Throughout the rest of the blog you see similar themes which continually impress me, sketches so different and yet so complete, action scripts and his interpretation and so on. It reveals to me the heavy mental side of illustration and the amount that a publisher can lean on the illustrator, as well as the differences between clients and the importance of a varied yet focused set of skills to accomplish different things for different people and for different industries.
As a book illustration, I’m willing to bet that he had to send in many different kinds of covers for HarperCollins and perhaps there was a Nondisclosure agreement explaining it’s absence from his blog, or maybe that has to do with it being a museum piece, I’m not sure, either way it seems like the publishing industry tends to have a lot more ideation then the more focused game companies, he probably had to send them in then get one approved and then move onto the coloring which would then get sent to their internal team.

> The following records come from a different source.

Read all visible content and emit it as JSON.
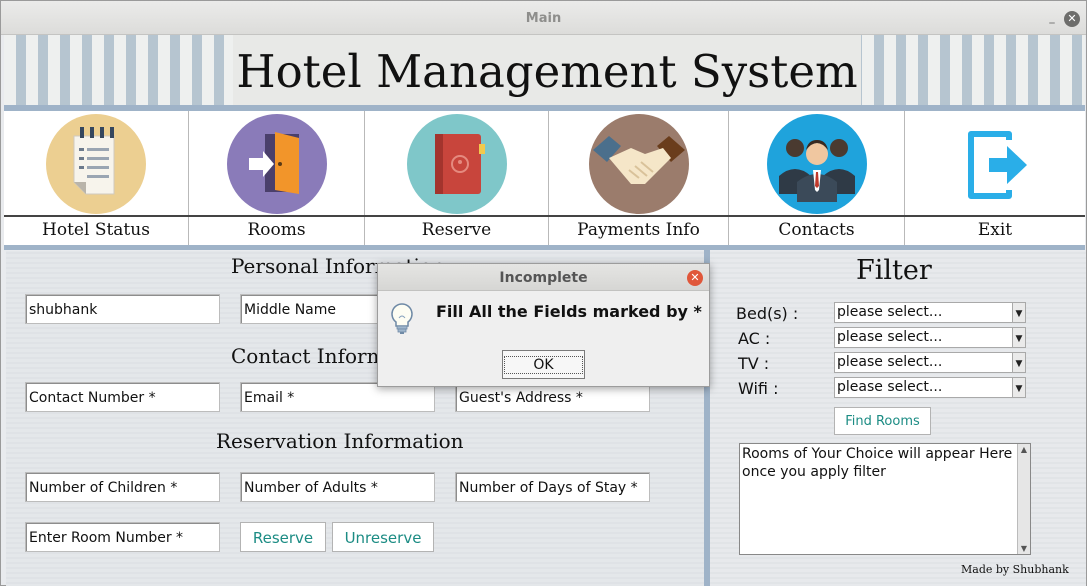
{
  "window": {
    "title": "Main",
    "min_glyph": "_",
    "close_glyph": "✕"
  },
  "header": {
    "title": "Hotel Management System"
  },
  "nav": {
    "items": [
      {
        "label": "Hotel Status",
        "icon": "notepad-icon"
      },
      {
        "label": "Rooms",
        "icon": "door-enter-icon"
      },
      {
        "label": "Reserve",
        "icon": "book-icon"
      },
      {
        "label": "Payments Info",
        "icon": "handshake-icon"
      },
      {
        "label": "Contacts",
        "icon": "people-icon"
      },
      {
        "label": "Exit",
        "icon": "exit-icon"
      }
    ]
  },
  "form": {
    "personal_title": "Personal Information",
    "contact_title": "Contact Information",
    "reservation_title": "Reservation Information",
    "first_name": "shubhank",
    "middle_name": "Middle Name",
    "contact_number": "Contact Number *",
    "email": "Email *",
    "guest_address": "Guest's Address *",
    "children": "Number of Children *",
    "adults": "Number of Adults *",
    "days": "Number of Days of Stay *",
    "room_number": "Enter Room Number *",
    "reserve_label": "Reserve",
    "unreserve_label": "Unreserve"
  },
  "filter": {
    "title": "Filter",
    "beds_label": "Bed(s) :",
    "ac_label": "AC :",
    "tv_label": "TV :",
    "wifi_label": "Wifi :",
    "beds_value": "please select...",
    "ac_value": "please select...",
    "tv_value": "please select...",
    "wifi_value": "please select...",
    "find_label": "Find Rooms",
    "result_text": "Rooms of Your Choice will appear Here once you apply filter",
    "made_by": "Made by Shubhank"
  },
  "dialog": {
    "title": "Incomplete",
    "message": "Fill All the Fields marked by *",
    "ok_label": "OK",
    "close_glyph": "✕"
  },
  "colors": {
    "accent": "#1c8c84",
    "separator": "#9fb3c8",
    "hotel_status_circle": "#eccf91",
    "rooms_circle": "#8a7bb9",
    "reserve_circle": "#7fc7c9",
    "payments_circle": "#9b7c6c",
    "contacts_circle": "#1fa3dc",
    "exit_icon": "#2aaee8"
  }
}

This is strengthened by the fact that his work on Fablehaven: Grip of the Shadow Plague by Brandon Mull, a book published by Shadow Mountain, also lacks an Action and contains multiple sketches.
All in all this leads to a greater appreciation of the art and the industries that illustrators work in, knowing that there is a lot that goes and does not go on behind the scenes, and especially adds weight to the importance and skill needed to be a freelancer working with different clients, tones, and people, for the best result.